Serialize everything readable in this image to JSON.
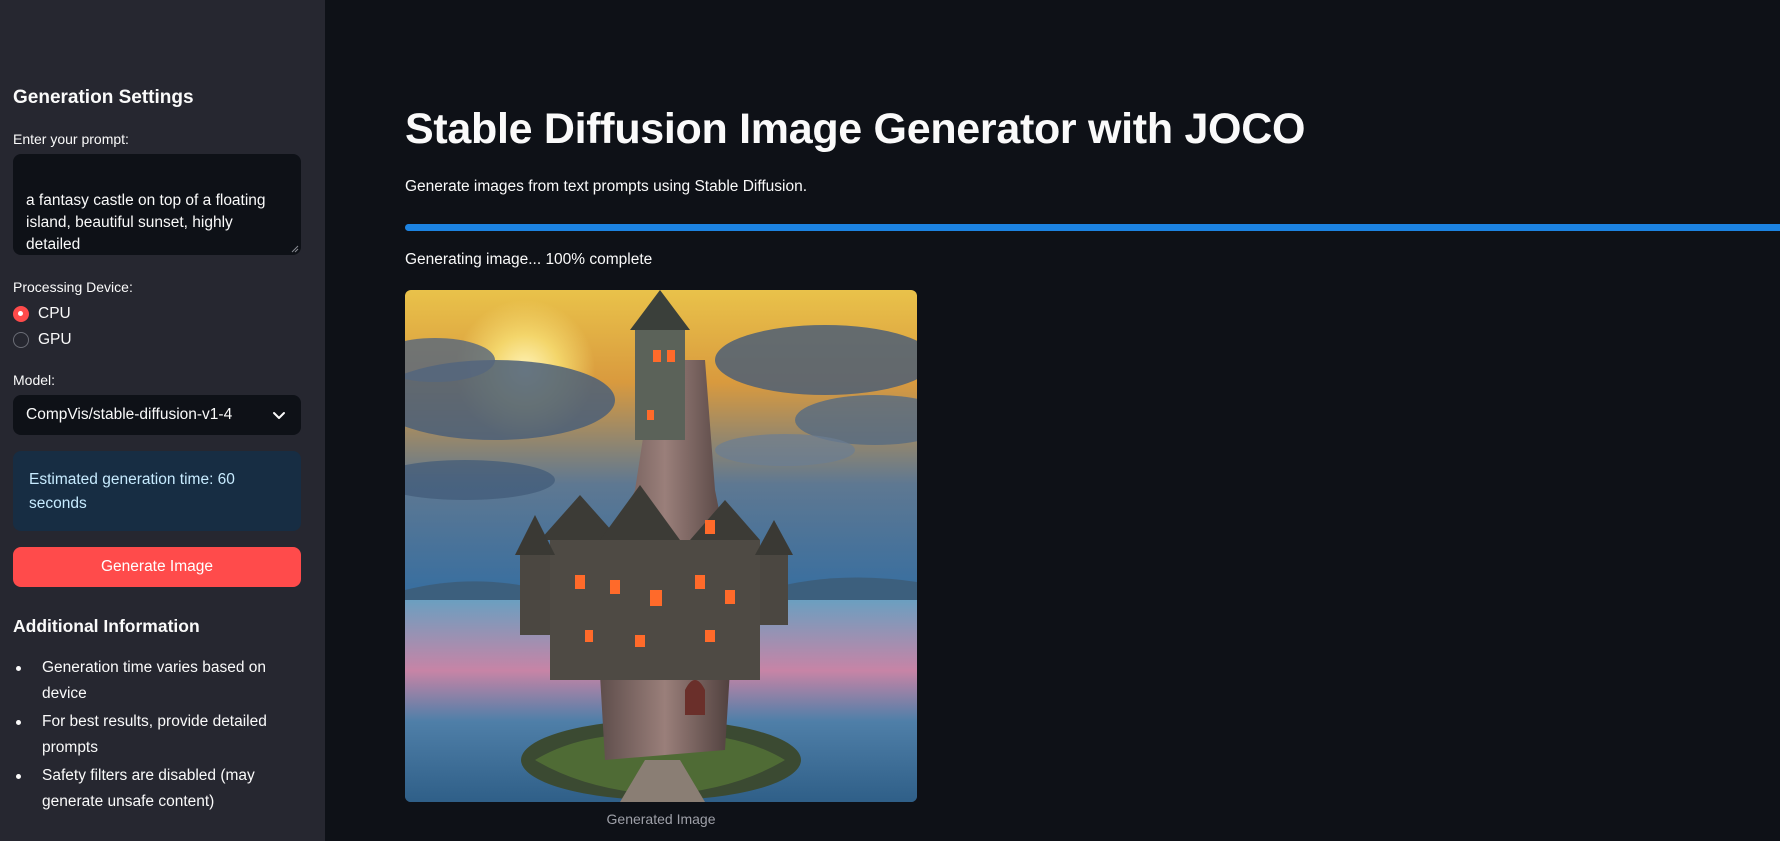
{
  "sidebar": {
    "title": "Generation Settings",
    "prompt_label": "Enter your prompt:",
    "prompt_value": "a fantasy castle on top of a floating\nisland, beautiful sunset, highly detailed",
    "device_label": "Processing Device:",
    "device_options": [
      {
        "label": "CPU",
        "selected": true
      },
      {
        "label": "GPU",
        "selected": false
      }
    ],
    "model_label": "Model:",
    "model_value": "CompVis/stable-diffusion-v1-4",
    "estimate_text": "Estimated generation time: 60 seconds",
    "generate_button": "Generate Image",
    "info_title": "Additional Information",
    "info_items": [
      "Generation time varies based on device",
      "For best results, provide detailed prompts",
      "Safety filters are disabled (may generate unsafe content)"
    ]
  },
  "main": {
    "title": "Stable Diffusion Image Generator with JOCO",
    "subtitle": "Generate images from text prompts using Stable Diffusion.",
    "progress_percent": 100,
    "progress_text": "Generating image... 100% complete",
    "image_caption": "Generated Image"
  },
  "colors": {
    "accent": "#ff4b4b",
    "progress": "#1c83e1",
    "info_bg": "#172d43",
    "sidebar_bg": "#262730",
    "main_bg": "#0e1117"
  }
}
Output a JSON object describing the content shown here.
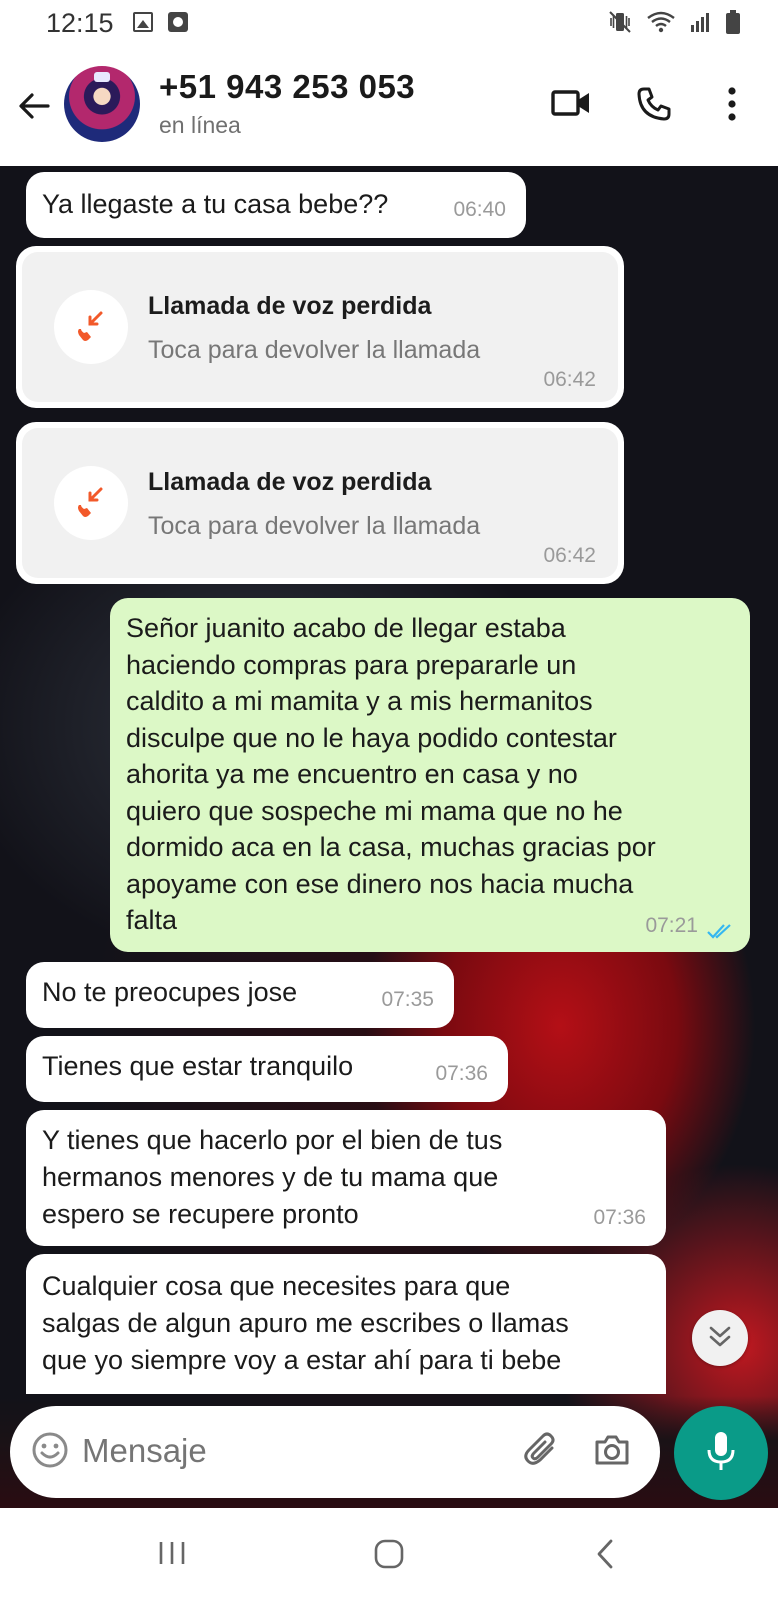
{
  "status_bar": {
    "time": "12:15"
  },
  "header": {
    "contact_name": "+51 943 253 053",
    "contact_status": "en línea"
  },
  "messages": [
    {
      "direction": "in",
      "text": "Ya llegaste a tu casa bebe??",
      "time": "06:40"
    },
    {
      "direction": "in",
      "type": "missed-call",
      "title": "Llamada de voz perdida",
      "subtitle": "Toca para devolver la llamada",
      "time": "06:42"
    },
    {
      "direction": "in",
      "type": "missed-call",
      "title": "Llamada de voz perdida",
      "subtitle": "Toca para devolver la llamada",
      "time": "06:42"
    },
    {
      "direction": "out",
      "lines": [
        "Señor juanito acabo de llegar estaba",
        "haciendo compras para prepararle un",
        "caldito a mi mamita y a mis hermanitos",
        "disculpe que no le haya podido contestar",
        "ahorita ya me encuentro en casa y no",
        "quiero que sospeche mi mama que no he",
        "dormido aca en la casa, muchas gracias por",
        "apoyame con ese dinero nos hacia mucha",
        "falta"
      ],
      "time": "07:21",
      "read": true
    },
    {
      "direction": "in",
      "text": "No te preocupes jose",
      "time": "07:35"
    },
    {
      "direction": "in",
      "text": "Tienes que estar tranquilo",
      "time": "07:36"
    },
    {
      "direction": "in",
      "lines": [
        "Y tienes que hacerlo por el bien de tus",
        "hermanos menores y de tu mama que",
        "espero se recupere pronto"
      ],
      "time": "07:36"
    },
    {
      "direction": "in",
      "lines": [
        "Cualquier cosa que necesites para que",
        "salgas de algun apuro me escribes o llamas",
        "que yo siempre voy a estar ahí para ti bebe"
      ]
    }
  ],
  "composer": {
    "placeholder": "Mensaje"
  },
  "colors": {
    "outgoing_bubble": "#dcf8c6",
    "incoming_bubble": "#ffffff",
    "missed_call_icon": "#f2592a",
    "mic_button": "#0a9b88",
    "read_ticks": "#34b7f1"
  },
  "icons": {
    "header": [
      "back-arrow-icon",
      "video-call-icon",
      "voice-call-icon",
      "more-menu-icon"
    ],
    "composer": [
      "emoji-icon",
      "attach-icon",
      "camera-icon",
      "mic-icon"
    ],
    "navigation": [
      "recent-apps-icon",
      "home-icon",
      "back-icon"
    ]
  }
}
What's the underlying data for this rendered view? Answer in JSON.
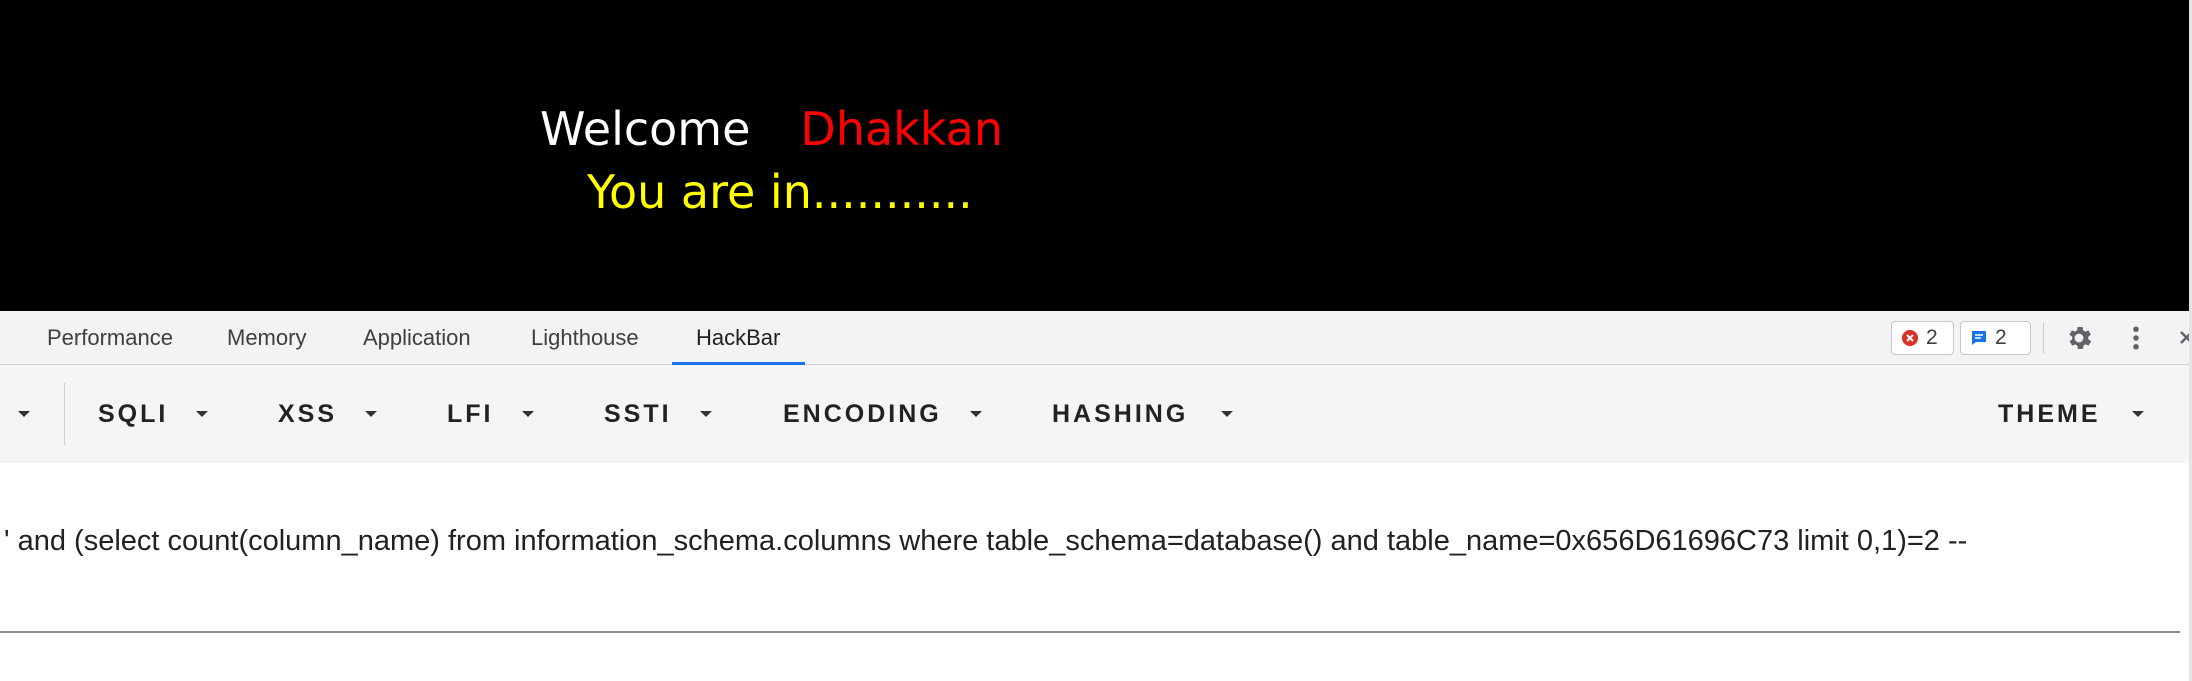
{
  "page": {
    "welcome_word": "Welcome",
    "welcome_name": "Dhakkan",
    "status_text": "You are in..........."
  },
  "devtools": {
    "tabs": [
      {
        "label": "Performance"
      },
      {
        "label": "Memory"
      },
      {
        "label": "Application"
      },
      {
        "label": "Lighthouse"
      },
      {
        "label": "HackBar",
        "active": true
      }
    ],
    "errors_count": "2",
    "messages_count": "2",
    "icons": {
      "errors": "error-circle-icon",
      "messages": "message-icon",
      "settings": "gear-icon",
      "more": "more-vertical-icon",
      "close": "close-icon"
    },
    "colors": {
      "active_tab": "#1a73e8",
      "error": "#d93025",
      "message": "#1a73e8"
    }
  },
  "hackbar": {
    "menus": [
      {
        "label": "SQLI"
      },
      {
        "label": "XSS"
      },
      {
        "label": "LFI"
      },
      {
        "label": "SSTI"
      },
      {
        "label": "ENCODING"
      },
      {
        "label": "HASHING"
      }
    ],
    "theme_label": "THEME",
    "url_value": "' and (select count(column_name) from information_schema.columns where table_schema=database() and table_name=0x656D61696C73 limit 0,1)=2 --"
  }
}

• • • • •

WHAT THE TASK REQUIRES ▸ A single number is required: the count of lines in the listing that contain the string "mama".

ANSWER TO THIS EXERCISE ▸ 2